Importance: Same-day discharge (SDD) after elective percutaneous coronary intervention (PCI) is associated with lower costs and preferred by patients. However, to our knowledge, contemporary patterns of SDD after elective PCI with respect to the incidence, hospital variation, trends, costs, and safety outcomes in the United States are unknown.
Objective: To examine (1) the incidence and trends in SDD; (2) hospital variation in SDD; (3) the association between SDD and readmissions for bleeding, acute kidney injury (AKI), acute myocardial infarction (AMI), or mortality at 30, 90, and 365 days after PCI; and (4) hospital costs of SDD and its drivers.
Design, setting, and participants: This observational cross-sectional cohort study included 672 470 patients enrolled in the nationally representative Premier Healthcare Database who underwent elective PCI from 493 hospitals between January 2006 and December 2015 with 1-year follow-up.
Exposures: Same-day discharge, defined by identical dates of admission, PCI procedure, and discharge.
Main outcomes and measures: Death, bleeding requiring a blood transfusion, AKI and AMI at 30, 90, or 365 days after PCI, and costs from hospitals' perspective, inflated to 2016.
Results: Among 672 470 elective PCIs, 221 997 patients (33.0%) were women, 30 711 (4.6%) were Hispanic, 51 961 (7.7%) were African American, and 491 823 (73.1%) were white.
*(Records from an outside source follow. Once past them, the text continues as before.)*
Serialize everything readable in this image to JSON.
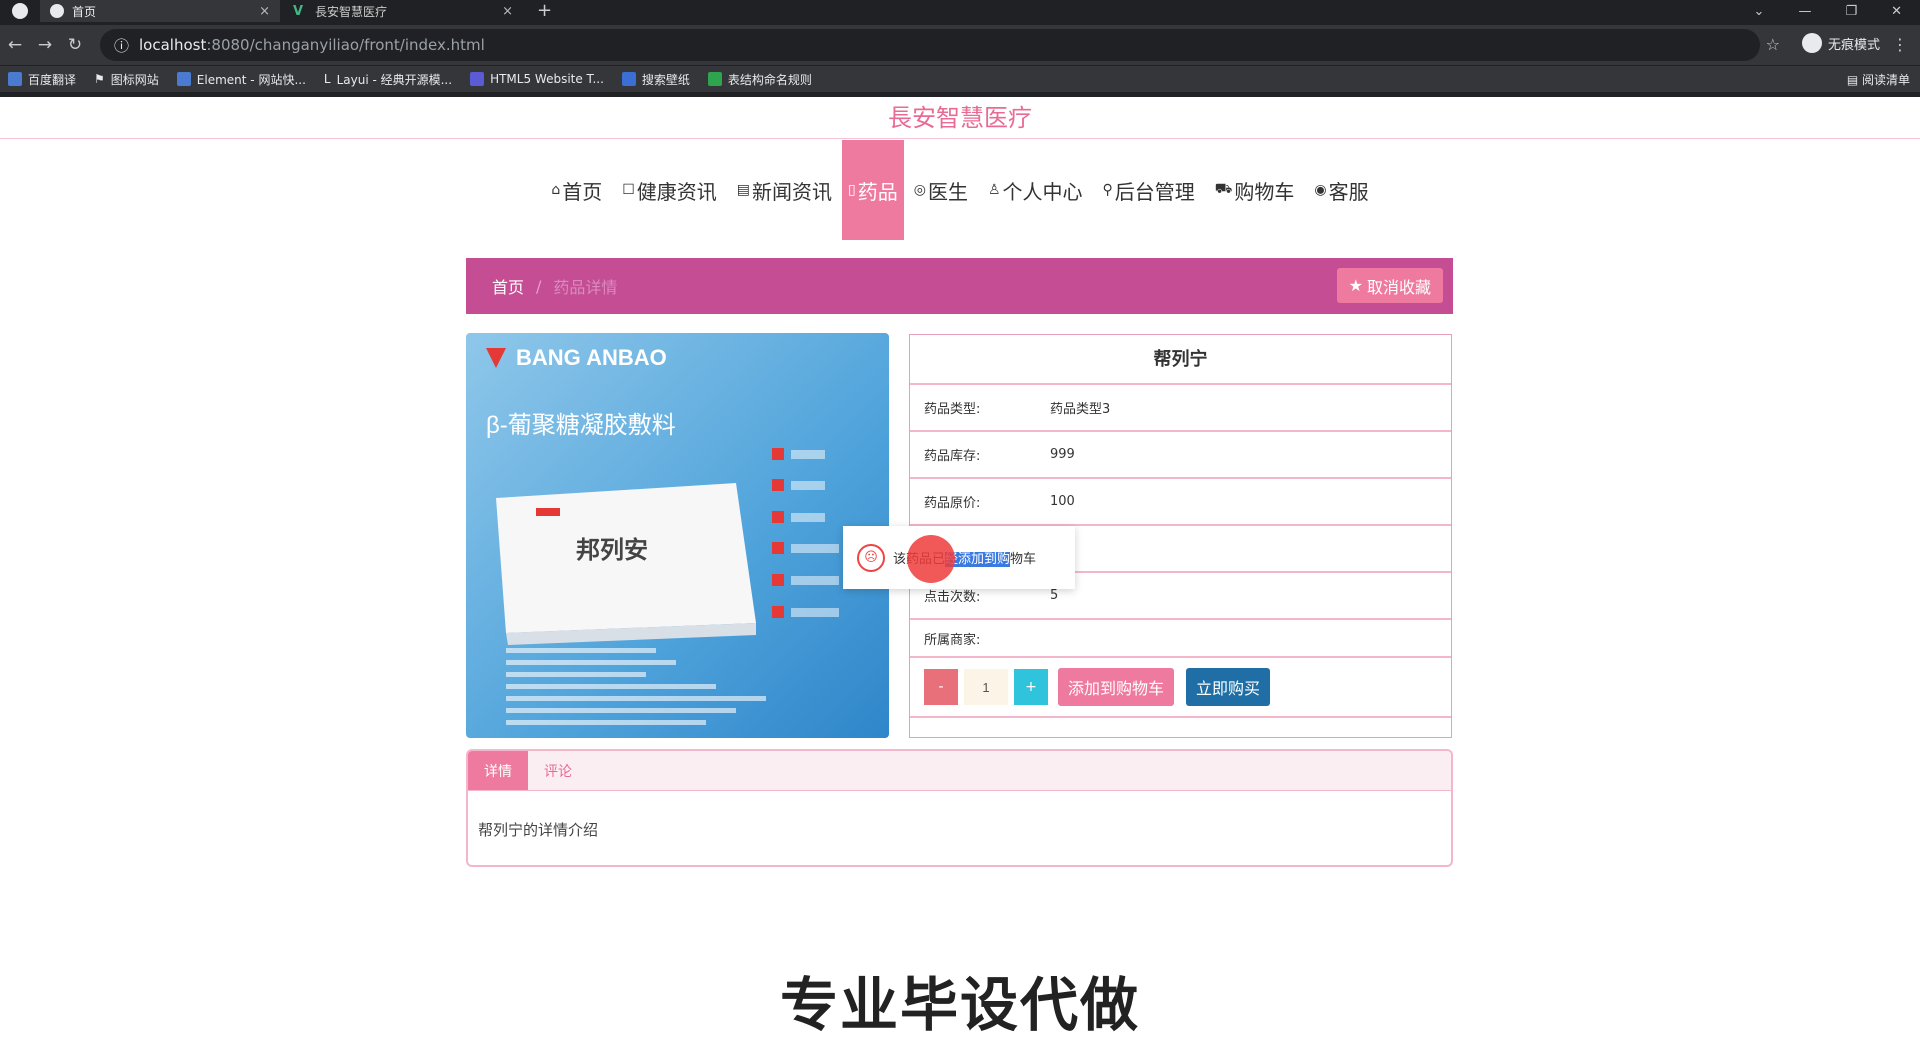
{
  "browser": {
    "tabs": [
      {
        "title": "首页",
        "active": true
      },
      {
        "title": "長安智慧医疗",
        "active": false
      }
    ],
    "new_tab": "+",
    "url_host": "localhost",
    "url_path": ":8080/changanyiliao/front/index.html",
    "profile_label": "无痕模式",
    "bookmarks": [
      "百度翻译",
      "图标网站",
      "Element - 网站快...",
      "Layui - 经典开源模...",
      "HTML5 Website T...",
      "搜索壁纸",
      "表结构命名规则"
    ],
    "reading_list": "阅读清单",
    "close_x": "×",
    "window_controls": [
      "⌄",
      "—",
      "❐",
      "✕"
    ]
  },
  "site": {
    "title": "長安智慧医疗",
    "nav": [
      {
        "icon": "⌂",
        "label": "首页"
      },
      {
        "icon": "☐",
        "label": "健康资讯"
      },
      {
        "icon": "▤",
        "label": "新闻资讯"
      },
      {
        "icon": "▯",
        "label": "药品"
      },
      {
        "icon": "◎",
        "label": "医生"
      },
      {
        "icon": "♙",
        "label": "个人中心"
      },
      {
        "icon": "⚲",
        "label": "后台管理"
      },
      {
        "icon": "⛟",
        "label": "购物车"
      },
      {
        "icon": "◉",
        "label": "客服"
      }
    ],
    "active_nav": "药品"
  },
  "breadcrumb": {
    "home": "首页",
    "sep": "/",
    "current": "药品详情",
    "unfav_button": "取消收藏",
    "unfav_icon": "★"
  },
  "product": {
    "name": "帮列宁",
    "image_brand": "BANG ANBAO",
    "image_product_title": "β-葡聚糖凝胶敷料",
    "image_box_name": "邦列安",
    "rows": [
      {
        "label": "药品类型:",
        "value": "药品类型3"
      },
      {
        "label": "药品库存:",
        "value": "999"
      },
      {
        "label": "药品原价:",
        "value": "100"
      },
      {
        "label": "",
        "value": ""
      },
      {
        "label": "点击次数:",
        "value": "5"
      },
      {
        "label": "所属商家:",
        "value": ""
      }
    ],
    "qty_minus": "-",
    "qty_value": "1",
    "qty_plus": "+",
    "add_cart": "添加到购物车",
    "buy_now": "立即购买"
  },
  "toast": {
    "prefix": "该药品已",
    "highlight": "经添加到购",
    "suffix": "物车",
    "icon": "☹"
  },
  "detail_tabs": {
    "tabs": [
      "详情",
      "评论"
    ],
    "active": "详情",
    "content": "帮列宁的详情介绍"
  },
  "watermark": "专业毕设代做",
  "colors": {
    "brand_pink": "#ef7aa0",
    "breadcrumb_purple": "#c44d94",
    "buy_blue": "#1f6fa6",
    "plus_cyan": "#2fc4dc"
  }
}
The adjusted rate of SDD was 3.5% (95% CI, 3.0%-4.0%), which increased from 0.4% in 2006 to 6.3% in 2015. We observed substantial hospital variation for SDD from 0% to 83% (median incidence rate ratio, 3.82; 95% CI, 3.48-4.23), implying an average (median) 382% likelihood of SDD at one vs another hospital. Among SDD (vs non-SDD) patients, there was no higher risk of death, bleeding, AKI, or AMI at 30, 90, or 365 days. Same-day discharge was associated with a large cost savings of $5128 per procedure (95% CI, $5006-$5248), driven by reduced supply and room and boarding costs. A shift from existing SDD practices to match top-decile SDD hospitals could annually save $129 million in this sample and $577 million if adopted throughout the United States. However, residual confounding may be present, limiting the precision of the cost estimates.
Conclusions and relevance: Over 2006 to 2015, SDD after elective PCI was infrequent, with substantial hospital variation. Given the safety and large savings of more than $5000 per PCI associated with SDD, greater and more consistent use of SDD could markedly increase the overall value of PCI care.